Everyone loves cookies and that definitely includes me, my darling hubby and my little angel. I had previously never tried baking and was little hesitant when my hubby asked to get some home-made cookies. Under pressure :), I had to take the plunge but it turned out great (Thank God!).
Being from Bikaner (in the state of Rajasthan, India), I am a normal “Bikaneri” – in simple words, a complete foodie. I love both sweets and savouries. Some of the usual Bikaneri savouries are Kachori, samosa, paneer kofta, bhujia….the list can go on and on. However living in London doesn’t always help me get the original taste.

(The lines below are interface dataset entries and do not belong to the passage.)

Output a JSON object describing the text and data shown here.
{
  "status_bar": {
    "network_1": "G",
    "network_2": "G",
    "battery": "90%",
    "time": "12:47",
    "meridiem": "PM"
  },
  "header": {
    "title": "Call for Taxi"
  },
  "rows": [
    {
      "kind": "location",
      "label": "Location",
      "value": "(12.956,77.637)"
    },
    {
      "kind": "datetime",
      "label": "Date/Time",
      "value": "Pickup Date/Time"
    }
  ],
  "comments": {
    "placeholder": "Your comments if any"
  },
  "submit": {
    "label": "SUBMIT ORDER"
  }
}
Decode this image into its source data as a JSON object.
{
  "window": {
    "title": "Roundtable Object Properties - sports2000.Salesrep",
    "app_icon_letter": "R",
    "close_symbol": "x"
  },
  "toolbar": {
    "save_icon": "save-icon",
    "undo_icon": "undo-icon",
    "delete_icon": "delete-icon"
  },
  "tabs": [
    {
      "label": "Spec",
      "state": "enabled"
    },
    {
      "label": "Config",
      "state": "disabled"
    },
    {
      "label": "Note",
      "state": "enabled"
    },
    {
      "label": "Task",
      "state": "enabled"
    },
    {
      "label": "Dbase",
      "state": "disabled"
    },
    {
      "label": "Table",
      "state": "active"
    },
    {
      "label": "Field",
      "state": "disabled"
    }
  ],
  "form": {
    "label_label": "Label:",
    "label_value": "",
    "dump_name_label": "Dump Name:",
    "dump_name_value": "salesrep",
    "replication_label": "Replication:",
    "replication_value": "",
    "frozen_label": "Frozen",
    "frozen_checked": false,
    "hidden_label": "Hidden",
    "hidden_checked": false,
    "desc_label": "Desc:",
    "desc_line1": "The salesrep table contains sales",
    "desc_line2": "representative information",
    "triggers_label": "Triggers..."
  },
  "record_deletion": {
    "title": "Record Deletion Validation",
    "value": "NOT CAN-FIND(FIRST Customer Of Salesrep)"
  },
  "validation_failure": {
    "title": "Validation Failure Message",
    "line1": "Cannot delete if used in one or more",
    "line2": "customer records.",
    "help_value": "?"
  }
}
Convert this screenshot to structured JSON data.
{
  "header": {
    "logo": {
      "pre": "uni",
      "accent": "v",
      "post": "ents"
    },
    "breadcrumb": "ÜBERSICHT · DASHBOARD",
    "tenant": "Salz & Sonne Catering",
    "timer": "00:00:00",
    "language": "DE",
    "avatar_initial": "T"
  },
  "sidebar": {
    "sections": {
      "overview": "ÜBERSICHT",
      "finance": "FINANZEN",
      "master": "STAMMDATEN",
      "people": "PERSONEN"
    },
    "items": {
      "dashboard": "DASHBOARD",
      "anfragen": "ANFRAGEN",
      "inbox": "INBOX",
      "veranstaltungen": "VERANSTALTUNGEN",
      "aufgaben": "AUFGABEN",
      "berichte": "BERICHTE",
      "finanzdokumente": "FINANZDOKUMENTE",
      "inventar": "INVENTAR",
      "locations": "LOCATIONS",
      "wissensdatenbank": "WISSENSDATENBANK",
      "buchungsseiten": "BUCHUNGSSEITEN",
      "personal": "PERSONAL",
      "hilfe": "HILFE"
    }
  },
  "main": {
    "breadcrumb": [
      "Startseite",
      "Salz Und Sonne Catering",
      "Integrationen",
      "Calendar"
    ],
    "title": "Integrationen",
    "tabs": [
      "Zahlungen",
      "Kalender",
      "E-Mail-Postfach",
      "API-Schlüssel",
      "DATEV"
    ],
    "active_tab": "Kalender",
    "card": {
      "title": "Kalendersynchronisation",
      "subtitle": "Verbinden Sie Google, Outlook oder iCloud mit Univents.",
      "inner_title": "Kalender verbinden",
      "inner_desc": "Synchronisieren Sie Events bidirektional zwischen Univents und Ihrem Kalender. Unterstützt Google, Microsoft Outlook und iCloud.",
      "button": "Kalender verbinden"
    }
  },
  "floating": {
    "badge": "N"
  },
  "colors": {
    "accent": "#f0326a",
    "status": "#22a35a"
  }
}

For the benefit of all, Nankhatai is a tea time snack that originated in the city of Surat, Gujarat. Essentially, it is an Indian short bread / cookie / biscuit.
The name Nankhatai is a combination of the Persian word ‘Nan’ (meaning bread) with ‘Khatai’ (meaning 6). A bread which made up of 6 main ingredients – semolina, chickpea flour, all-purpose flour (maida), sugar, butter/ghee and, nuts (almonds/pistachios). But nowadays there are many different versions of Nankhatai.
I have always fallen back on typical Indian snacks like samosa, kachori, chat, fritters etc., when I wanted the taste and had the time to prepare. Around a month back on one evening when the London weather suddenly turned rainy, it made me crave for some new snack. I wanted a snack which was spicy, tangy but not the regular Indian snacks. The curiosity in me arose and, then came to my mind – McDonald’s Veg Pizza McPuff.